It’s not often we get to see inside the workspaces of artists or sneak a peek at the tools and objects that are essential to their creative process. Here, we give you a glimpse into this intriguing world.
We recently asked seven artists who are currently big on the South African scene to show us their ‘survival kits’ – the things that they need around them while they’re painting or sculpting or illustrating or etching in order to make the magic happen.
Based in Cape Town’s Bo-Kaap, Morné creates work that is a celebration and exploration of colour and form. ‘My partner, Andre, and I renovated a floor in a dilapidated industrial building to make our home. My studio forms part of this space,’ he says.
‘I use most of these objects every day in my practice as a printmaker: mixing ink with the palette knives and using them to apply ink to a glass slab, evening the ink out with a brayer and inking up a matrix, or using the tarlatan to wipe up an etching plate, where the fine needles are used to create considered marks.’
Laura Windvogel aka Lady Skollie
With its bagged facebrick walls and big school-like windows, Laura’s studio is expansive, airy, and… a little cold. ‘I’ve made arrangements, like 360-degree oil heaters,’ she notes. Laura, who recently moved to Joburg from Cape Town, gets inspiration from her new home because ‘Johannesburg is a city that’s alive and its inhabitants occupy every bit of it.’
Of her workspace essentials, she says, ‘The loads of black pencils are actually products called China markers, which are predominantly used to mark film, but I use them as crayons because I love the texture. The old brush (one on far right) is my ultimate favourite. I’ve had it for six years and I’ve tried to buy suitable substitutes, yet here we are, I can’t find another one.’
Jaco Van Schalkwyk

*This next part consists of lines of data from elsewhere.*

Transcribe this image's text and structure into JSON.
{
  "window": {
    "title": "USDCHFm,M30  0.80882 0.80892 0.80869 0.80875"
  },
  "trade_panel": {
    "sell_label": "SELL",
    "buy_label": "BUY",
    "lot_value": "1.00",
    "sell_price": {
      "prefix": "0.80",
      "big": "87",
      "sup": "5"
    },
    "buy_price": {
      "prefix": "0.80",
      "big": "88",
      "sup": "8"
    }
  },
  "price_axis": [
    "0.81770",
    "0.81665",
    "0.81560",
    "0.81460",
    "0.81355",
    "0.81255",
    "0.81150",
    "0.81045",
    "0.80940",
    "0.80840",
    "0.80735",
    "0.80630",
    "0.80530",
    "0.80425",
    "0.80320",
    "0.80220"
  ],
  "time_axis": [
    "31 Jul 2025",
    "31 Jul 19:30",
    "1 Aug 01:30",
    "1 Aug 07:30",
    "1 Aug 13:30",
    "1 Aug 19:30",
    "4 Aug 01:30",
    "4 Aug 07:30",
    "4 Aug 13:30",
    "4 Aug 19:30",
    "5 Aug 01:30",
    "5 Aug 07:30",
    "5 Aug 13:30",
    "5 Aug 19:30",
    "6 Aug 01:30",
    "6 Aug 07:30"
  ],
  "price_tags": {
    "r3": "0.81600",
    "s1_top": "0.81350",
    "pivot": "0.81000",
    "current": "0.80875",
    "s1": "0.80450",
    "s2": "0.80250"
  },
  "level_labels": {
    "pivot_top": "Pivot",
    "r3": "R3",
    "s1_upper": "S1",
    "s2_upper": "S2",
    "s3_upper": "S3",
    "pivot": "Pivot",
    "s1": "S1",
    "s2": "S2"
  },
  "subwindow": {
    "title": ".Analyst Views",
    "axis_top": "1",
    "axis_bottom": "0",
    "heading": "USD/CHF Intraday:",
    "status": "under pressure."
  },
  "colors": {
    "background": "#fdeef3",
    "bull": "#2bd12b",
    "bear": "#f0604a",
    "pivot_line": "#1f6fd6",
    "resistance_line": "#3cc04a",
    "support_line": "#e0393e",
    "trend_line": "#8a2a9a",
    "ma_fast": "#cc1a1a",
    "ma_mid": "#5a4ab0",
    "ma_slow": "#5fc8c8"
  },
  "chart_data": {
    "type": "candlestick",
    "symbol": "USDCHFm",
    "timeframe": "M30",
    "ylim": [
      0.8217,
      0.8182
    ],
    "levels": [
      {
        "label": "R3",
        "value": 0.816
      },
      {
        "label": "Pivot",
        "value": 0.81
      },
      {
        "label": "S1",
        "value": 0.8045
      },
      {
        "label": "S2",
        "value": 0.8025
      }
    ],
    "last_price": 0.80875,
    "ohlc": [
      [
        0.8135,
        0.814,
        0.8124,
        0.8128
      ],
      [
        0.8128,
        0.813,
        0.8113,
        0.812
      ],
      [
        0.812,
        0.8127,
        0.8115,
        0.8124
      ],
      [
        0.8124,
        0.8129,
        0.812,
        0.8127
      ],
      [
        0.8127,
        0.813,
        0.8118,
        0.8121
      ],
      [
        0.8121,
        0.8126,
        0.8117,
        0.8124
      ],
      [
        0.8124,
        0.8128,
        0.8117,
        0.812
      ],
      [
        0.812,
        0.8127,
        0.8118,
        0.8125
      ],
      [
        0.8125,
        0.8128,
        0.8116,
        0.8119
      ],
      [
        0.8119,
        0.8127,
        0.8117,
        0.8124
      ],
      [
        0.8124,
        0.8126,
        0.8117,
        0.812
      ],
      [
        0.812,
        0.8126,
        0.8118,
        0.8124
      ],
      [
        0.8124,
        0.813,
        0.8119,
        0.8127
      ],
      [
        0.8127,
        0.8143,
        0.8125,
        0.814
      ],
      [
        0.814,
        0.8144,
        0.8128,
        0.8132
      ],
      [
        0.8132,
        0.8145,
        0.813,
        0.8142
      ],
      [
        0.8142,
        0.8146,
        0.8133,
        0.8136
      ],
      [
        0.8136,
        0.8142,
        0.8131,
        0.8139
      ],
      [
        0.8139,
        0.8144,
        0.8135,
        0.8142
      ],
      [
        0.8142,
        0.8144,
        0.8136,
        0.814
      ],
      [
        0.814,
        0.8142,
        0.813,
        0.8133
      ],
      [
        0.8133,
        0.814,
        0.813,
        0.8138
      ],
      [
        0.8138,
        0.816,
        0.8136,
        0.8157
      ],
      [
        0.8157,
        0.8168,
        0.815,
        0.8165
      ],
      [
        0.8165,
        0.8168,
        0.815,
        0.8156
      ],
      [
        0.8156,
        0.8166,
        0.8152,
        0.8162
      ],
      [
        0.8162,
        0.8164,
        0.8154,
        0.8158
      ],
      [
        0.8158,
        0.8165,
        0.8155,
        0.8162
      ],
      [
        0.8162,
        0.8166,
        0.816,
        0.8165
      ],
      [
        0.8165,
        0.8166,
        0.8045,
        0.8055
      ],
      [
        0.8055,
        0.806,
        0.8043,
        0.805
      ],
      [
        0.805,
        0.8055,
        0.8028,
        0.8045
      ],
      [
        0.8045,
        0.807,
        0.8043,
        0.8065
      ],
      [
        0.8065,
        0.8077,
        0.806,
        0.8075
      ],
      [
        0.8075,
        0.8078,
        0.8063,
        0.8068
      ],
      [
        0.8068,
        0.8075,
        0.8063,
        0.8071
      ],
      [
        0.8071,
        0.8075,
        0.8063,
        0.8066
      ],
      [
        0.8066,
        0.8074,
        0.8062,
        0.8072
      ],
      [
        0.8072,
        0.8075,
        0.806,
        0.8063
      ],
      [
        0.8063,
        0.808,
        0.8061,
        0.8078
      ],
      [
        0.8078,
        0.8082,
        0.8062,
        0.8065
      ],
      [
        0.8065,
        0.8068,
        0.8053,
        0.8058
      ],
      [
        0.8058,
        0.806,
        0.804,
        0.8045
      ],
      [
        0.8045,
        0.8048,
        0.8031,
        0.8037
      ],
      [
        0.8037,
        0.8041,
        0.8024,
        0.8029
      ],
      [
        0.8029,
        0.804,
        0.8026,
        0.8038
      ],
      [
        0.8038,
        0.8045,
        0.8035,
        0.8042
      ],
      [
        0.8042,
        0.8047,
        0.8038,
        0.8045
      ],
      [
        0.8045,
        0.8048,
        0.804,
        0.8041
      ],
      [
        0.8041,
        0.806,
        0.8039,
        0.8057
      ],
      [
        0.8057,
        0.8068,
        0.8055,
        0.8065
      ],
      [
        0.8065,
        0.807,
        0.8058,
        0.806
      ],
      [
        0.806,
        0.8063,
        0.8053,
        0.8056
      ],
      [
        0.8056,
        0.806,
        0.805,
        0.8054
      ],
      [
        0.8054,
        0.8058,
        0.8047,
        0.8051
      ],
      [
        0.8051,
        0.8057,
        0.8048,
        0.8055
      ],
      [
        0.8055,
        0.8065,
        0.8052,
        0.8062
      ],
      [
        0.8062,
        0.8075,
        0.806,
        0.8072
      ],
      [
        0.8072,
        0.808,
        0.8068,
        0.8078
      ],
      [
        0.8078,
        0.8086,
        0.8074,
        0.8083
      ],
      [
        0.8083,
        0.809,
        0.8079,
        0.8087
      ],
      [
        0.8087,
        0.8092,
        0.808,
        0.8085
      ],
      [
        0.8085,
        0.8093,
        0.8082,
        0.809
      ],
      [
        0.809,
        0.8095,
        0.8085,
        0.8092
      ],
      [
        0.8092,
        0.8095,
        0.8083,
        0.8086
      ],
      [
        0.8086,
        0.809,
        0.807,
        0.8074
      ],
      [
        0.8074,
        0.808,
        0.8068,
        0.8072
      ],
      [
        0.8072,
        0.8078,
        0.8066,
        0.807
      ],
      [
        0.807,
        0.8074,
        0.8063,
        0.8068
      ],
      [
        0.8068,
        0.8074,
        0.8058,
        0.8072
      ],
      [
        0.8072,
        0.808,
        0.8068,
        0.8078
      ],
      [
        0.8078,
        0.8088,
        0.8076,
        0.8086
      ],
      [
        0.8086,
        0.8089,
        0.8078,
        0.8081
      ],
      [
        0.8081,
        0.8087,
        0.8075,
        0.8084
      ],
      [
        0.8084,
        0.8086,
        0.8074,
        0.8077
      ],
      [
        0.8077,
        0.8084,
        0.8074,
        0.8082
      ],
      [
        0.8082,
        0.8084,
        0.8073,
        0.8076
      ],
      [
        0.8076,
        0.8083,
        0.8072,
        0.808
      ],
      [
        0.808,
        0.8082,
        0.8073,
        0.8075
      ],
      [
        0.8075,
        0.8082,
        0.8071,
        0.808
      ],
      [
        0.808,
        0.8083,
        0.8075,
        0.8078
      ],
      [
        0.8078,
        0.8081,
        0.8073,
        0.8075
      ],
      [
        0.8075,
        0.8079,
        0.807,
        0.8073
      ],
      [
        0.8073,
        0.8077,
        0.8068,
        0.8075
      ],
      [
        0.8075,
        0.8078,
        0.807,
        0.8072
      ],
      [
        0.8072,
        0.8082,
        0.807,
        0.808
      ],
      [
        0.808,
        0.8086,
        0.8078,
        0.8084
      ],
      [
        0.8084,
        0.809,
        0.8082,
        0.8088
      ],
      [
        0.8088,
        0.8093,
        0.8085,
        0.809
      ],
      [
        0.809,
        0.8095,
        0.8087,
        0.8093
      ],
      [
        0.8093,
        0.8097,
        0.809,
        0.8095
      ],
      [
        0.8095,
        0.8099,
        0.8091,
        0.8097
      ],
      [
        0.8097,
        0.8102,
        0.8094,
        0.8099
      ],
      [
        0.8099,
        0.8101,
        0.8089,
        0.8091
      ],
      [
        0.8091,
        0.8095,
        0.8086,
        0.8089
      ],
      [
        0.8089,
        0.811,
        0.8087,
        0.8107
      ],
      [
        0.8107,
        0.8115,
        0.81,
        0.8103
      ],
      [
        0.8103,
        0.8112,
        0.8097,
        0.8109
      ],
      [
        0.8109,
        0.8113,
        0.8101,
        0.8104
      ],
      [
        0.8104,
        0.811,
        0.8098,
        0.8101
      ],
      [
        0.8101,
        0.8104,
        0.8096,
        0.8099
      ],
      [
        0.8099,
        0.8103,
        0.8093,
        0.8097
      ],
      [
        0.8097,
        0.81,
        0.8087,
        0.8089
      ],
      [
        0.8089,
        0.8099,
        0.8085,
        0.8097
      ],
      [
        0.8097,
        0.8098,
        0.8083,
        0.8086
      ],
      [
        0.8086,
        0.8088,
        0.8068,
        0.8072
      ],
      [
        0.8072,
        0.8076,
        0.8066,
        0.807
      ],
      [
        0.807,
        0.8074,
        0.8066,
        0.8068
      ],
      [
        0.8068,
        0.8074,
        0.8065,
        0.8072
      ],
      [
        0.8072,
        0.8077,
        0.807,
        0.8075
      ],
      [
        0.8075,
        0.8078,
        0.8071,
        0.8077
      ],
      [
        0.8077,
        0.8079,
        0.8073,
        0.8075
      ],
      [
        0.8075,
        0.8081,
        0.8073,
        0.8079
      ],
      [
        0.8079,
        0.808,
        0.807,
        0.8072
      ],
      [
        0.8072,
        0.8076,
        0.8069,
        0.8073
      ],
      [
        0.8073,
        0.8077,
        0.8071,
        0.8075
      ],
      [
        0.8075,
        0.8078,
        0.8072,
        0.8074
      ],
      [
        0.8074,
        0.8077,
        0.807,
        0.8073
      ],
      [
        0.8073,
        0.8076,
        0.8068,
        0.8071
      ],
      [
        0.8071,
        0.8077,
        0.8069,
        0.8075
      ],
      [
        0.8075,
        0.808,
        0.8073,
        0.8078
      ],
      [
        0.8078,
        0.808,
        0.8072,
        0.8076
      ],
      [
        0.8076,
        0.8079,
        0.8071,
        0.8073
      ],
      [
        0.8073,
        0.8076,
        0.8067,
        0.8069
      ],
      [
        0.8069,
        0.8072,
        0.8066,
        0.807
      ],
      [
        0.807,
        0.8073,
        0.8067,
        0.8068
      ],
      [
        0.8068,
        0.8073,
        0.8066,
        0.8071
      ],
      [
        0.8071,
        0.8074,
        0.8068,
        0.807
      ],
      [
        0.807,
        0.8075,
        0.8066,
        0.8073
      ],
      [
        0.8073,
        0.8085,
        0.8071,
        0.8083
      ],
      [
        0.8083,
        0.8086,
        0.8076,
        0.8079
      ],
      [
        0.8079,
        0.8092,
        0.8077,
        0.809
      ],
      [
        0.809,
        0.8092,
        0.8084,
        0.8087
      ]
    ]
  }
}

Jaco’s studio has evolved through his work with colour. The artist’s workroom has spilled over into two spaces – one where he can paint and create freely, and one where he can get down to the nitty-gritty, like colour mixing, drawing and storing.
‘I love tools. I love looking for them everywhere, finding them anywhere, making them however possible and using them in unintended ways. These are some of my favourites,’ he says of the items on his studio desk.
Based in Artist Proof Studio in Newtown, Phillemon’s workshop is where he etches and does his printmaking. ‘This space is all about professionalism. There are so many artists who come in and work here, and they each arrive with new ideas, so you get to experience new techniques. In art you sometimes need a little encouragement and some of the artists come from overseas, sometimes with new ideas. It’s inspiring,’ he says. At Phillemon’s studio it’s essential to keep music, which allows the creative juices to flow all day long.
Any studio that Kyle works in needs to be pretty big: large enough, at least, to accommodate the giant metal sculptures he’s become known for. Now he works in a building shared with several others with a communal space for research.
‘It’s great having a shared space attached to the various studios for conversations and discourse. My area is divided into three sections: my foreman’s office, workshop and studio, which allows for multiple working stations,’ he notes. Kyle’s workday isn’t complete without ear and eye protection, earphones, sketchbooks, tape and a Swiss army knife.
‘I live near a nature reserve and 200m from the sea, and this is where I go and what I look at to take a break from my work,’ says Siwa of his studio in Kalk Bay. The recent fine art graduate, who works with beautifully patterned isishweshwe fabric, loves the serenity of the space.
‘That amount of colour, pattern and repetition can really stir things up internally and something as calm and soothing as the sea to look at is great!’ His working essentials include imphepho (a grass herb); measuring tape; cranberry, cinnamon and apple tea; Kirtan Incense; and earphones.
Mia’s Cape Town studio is a light and airy space from which she can paint her incredible impasto oil works. ‘The walls are painted white but freckled with paint, photographs and poems,’ she says. ‘I work best if there’s music playing and space to have all the things I need spread out around me.’
‘Every painter has their favourite paint colours and brushes that they are incapable of functioning without; these are mine. I started wearing gloves when I paint because it makes me feel like a doctor. I eat a lot of apples while I work because…health. Sometimes I have to write things down in my book because I have a lot of thoughts that I want to remember just in case I need to refer to them in future. The sweets are an obvious ploy to keep me working. As are Iggy Pop/Beyonce/Wu-Tang Clan playing in the background,’ she says.
See our September 2016 issue to view the studios of these local art geniuses.